“Only twice do I remember my sense of humor getting me into trouble. Once was in fifth grade when we had a long-term sub named Mrs. Fehr,” he said.

“On the very first day of her job, I stood up in front of the class and said — rather presidentially — ‘students we have nothing to fear but Fehr herself.’ I ended up in Sister Paulette’s office,” Devine said.

“The second time was about a dozen years ago during an inservice on blood borne pathogens. I assume the older staff may remember. That’s not bad — 57 years and I only got into trouble twice,” he said.

Devine did not explain what had happened at the blood borne pathogens inservice, although several in the crowd of about 160 people who attended the staff recognition banquet said they remembered the incident.
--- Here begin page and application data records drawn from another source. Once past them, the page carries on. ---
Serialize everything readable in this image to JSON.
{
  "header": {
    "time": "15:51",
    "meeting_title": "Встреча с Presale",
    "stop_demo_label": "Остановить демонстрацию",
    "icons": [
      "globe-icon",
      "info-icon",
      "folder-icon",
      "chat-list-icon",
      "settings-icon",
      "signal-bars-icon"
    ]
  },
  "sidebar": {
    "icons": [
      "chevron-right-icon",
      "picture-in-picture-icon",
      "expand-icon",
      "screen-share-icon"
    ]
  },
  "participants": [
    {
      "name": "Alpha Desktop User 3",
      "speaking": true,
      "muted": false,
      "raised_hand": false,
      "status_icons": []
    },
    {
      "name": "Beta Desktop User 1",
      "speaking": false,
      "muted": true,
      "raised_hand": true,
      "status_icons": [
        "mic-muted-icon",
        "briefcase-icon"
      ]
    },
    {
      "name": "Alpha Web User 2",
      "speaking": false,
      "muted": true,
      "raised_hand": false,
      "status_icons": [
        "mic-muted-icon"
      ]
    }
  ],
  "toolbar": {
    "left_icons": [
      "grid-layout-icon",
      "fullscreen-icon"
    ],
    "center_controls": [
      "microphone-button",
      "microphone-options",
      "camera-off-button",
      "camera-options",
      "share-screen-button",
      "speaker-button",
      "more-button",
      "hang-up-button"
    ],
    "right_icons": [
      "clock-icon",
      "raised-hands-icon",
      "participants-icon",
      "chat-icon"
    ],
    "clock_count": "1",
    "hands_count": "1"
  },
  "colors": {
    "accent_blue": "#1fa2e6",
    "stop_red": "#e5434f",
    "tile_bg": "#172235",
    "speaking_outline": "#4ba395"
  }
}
1984

Devine commended Dr. Lee Bjurquist for “taking a chance and hiring me in 1984 … he made me an offer I couldn’t refuse. He offered me $16,840 to teach.”

Bjurquist and his wife, Kathy, also attended the staff recognition banquet as did several retirees from previous years.

Devine commended Dr. Bjurquist for hiring “a cute dynamic fifth grade teacher named Miss Anderson” too.

Miss Anderson eventually became Mrs. Devine.

Three of their four children were able to attend the staff recognition banquet as well.

“What I always knew about Sue that the DPI figured out a couple of years ago: she is the best teacher in the state of Wisconsin,” Devine said.

In 2015, Sue Devine was named Wisconsin’s Middle School Teacher of the Year. She is a science and social studies teacher at Northstar Middle School in the Eau Claire school district.

At this point in his farewell to staff members, Devine choked up a bit.

“Colfax is so much more than a place to work. It’s so much more than a job. I wouldn’t have my family if it wasn’t for Colfax, and I will forever be grateful to this school district,” he said.

Greatest bosses

Devine also mentioned the administrators he had worked with: Al Stai (retired Colfax Elementary principal), Ron Fandry (retired Colfax High School principal), Dennis Geissler (retired Colfax school district administrator), Trevor Hovde (Colfax Elementary principal), John Dachel (Colfax High School principal), Polly Rudi (director of special education), and of course, Bill Yingst.

All of the administrators were supportive, and “I had the greatest bosses,” Devine said.

Devine also was appreciative of the administrative staff, the school counselors, and the other middle school teachers as well as coaching colleagues Tim Wilson and Andy Meade.

He especially wanted to recognize Dave Wolff and Carl Rudi, two long-time middle school colleagues.

“Dave was the leader of our middle school pack for many years … Carl has been a rock, and we’ve both been in the middle school forever, it seems,” Devine said.

“I have so much respect and admiration for everyone in this room for belonging to the most noble profession in the world. Every year, it seems, we improve our curriculum, we update our technology, we change the physical environment of our classrooms, and we administer more standardized tests. But we cannot achieve excellence in the classroom without first-rate teachers,” he said.

“No one ever goes into teaching to get wealthy. But after 34 years in this district, I feel like I’m the richest man in the world. It’s not work when you love your job and the people you do it with,” Devine said. 

Leave a Comment